**Dataset extract**

========================================

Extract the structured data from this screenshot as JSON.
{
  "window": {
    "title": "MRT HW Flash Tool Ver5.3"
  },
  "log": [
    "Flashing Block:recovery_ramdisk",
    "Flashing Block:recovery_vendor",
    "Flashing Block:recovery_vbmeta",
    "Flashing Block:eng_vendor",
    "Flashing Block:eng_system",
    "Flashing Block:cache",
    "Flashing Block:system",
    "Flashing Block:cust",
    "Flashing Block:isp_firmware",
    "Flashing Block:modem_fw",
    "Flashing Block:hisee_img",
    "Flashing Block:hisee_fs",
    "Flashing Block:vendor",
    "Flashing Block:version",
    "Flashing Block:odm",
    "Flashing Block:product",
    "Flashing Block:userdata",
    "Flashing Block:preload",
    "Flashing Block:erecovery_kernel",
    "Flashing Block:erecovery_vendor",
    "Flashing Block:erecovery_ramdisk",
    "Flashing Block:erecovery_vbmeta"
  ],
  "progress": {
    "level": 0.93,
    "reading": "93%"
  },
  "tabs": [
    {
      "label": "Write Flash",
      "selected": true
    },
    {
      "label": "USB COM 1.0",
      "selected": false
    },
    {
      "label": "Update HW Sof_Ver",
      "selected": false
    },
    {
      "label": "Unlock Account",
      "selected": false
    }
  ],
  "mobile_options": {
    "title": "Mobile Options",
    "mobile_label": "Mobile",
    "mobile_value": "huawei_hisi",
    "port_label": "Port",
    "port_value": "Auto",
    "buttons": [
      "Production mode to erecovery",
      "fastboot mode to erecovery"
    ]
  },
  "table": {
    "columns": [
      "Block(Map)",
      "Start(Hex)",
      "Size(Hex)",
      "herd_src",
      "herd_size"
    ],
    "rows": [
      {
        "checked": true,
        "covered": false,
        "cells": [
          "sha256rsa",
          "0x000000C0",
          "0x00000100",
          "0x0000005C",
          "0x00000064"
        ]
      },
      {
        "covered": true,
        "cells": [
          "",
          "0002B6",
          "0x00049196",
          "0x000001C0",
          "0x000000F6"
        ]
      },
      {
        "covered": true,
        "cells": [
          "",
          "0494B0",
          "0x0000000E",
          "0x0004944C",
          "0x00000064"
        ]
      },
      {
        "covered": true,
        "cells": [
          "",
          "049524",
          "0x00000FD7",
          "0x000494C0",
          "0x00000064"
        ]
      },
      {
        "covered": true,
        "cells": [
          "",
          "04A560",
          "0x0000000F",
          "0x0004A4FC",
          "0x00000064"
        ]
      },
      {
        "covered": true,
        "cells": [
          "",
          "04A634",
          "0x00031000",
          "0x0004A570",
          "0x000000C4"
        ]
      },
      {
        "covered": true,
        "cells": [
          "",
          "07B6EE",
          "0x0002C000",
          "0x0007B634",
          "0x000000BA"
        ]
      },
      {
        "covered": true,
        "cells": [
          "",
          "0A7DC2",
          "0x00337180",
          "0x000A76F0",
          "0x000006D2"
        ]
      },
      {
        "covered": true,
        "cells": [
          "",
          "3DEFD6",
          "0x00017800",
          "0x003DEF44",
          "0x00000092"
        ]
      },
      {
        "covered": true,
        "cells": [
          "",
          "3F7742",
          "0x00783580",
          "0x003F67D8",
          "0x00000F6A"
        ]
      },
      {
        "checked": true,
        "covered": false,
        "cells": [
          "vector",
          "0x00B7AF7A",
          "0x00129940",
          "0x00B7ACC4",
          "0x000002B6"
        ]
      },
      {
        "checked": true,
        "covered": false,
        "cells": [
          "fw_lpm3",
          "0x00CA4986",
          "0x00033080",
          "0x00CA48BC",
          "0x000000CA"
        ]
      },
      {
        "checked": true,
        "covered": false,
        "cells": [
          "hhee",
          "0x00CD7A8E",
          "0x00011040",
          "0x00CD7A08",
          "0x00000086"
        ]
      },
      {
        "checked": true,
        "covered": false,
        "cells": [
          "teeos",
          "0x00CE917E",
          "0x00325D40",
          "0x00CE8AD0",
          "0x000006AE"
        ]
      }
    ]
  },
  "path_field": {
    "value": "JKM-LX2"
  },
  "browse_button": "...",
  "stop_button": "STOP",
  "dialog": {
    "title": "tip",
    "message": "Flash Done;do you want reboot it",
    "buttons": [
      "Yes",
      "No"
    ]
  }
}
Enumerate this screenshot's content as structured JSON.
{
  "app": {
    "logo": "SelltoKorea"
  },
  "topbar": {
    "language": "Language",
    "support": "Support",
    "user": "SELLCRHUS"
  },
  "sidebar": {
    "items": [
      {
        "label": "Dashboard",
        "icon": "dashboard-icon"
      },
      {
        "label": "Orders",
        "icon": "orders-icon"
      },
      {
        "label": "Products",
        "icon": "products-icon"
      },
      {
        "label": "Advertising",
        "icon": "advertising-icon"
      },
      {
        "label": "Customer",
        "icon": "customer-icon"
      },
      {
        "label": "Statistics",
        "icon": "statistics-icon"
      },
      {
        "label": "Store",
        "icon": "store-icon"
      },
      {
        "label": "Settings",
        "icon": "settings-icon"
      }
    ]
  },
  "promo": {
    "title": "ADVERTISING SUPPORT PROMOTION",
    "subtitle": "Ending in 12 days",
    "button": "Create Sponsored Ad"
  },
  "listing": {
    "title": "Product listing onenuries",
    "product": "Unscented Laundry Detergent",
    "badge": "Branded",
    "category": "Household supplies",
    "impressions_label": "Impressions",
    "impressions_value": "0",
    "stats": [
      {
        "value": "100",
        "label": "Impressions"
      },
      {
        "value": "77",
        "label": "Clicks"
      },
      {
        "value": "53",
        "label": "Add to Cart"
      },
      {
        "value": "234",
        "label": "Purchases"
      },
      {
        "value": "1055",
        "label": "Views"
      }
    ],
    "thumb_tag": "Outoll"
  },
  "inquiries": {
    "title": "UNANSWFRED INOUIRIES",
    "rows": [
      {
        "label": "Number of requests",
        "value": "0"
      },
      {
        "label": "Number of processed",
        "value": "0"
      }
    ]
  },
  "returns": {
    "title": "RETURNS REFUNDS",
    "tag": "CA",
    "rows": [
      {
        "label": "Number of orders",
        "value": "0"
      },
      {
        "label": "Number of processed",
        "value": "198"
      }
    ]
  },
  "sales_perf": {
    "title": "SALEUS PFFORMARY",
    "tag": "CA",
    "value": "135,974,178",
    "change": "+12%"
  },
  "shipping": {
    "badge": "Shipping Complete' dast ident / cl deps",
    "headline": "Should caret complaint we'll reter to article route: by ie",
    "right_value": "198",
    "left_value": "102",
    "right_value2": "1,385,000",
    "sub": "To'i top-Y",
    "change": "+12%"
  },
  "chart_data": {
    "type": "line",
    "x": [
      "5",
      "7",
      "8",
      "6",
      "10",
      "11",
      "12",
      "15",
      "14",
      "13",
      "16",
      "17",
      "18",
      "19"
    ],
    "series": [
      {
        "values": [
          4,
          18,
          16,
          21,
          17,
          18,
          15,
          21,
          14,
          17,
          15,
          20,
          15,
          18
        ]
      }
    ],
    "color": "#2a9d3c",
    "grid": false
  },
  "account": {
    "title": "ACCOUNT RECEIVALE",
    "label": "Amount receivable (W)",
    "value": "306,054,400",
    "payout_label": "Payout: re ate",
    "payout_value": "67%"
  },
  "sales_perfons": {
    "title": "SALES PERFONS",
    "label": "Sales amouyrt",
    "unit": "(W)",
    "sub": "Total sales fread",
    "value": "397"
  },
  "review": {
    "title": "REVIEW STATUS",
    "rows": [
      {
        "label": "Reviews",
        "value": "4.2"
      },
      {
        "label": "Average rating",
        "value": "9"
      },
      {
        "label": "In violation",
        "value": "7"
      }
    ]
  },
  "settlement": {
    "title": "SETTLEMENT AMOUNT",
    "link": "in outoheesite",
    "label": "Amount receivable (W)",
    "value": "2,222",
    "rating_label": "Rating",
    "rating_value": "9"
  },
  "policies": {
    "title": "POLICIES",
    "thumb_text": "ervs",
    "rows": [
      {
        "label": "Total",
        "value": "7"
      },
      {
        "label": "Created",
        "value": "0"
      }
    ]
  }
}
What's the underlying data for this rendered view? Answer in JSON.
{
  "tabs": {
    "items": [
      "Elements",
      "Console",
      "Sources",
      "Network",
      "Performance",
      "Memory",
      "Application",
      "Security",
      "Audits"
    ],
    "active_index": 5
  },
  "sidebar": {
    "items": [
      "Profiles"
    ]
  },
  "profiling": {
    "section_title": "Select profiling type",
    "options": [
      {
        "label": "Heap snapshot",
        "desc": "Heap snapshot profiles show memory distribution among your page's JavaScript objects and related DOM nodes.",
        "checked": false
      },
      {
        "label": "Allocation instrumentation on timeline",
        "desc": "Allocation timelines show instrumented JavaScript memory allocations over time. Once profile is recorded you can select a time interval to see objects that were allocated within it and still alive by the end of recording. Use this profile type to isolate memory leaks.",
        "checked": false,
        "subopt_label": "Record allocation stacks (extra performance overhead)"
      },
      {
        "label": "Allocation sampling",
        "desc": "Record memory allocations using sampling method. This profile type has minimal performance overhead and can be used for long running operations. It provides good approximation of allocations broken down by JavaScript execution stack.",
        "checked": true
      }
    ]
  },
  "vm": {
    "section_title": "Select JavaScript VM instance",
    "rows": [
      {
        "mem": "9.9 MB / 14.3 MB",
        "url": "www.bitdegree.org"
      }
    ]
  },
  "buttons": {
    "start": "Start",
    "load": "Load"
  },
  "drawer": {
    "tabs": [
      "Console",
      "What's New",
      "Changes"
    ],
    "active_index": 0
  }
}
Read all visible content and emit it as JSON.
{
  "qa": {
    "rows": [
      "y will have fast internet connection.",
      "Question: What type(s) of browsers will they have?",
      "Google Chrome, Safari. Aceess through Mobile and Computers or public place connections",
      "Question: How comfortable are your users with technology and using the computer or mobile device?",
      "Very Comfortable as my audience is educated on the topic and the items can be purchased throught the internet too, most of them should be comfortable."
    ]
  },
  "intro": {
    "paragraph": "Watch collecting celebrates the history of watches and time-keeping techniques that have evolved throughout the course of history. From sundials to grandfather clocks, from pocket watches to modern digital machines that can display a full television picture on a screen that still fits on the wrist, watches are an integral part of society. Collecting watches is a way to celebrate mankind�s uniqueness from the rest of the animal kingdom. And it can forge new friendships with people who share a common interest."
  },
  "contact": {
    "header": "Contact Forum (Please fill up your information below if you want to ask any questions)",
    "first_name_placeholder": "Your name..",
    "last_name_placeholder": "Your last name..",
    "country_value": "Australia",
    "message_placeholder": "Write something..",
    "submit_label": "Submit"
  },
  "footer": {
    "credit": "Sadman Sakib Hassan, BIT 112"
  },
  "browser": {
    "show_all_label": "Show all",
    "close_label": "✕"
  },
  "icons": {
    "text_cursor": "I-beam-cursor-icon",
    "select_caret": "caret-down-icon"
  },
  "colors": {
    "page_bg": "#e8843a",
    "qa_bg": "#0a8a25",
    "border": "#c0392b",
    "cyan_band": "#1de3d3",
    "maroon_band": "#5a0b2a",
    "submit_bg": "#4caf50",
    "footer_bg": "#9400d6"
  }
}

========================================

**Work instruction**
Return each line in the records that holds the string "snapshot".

**Output of the exercise**
        "label": "Heap snapshot",
        "desc": "Heap snapshot profiles show memory distribution among your page's JavaScript objects and related DOM nodes.",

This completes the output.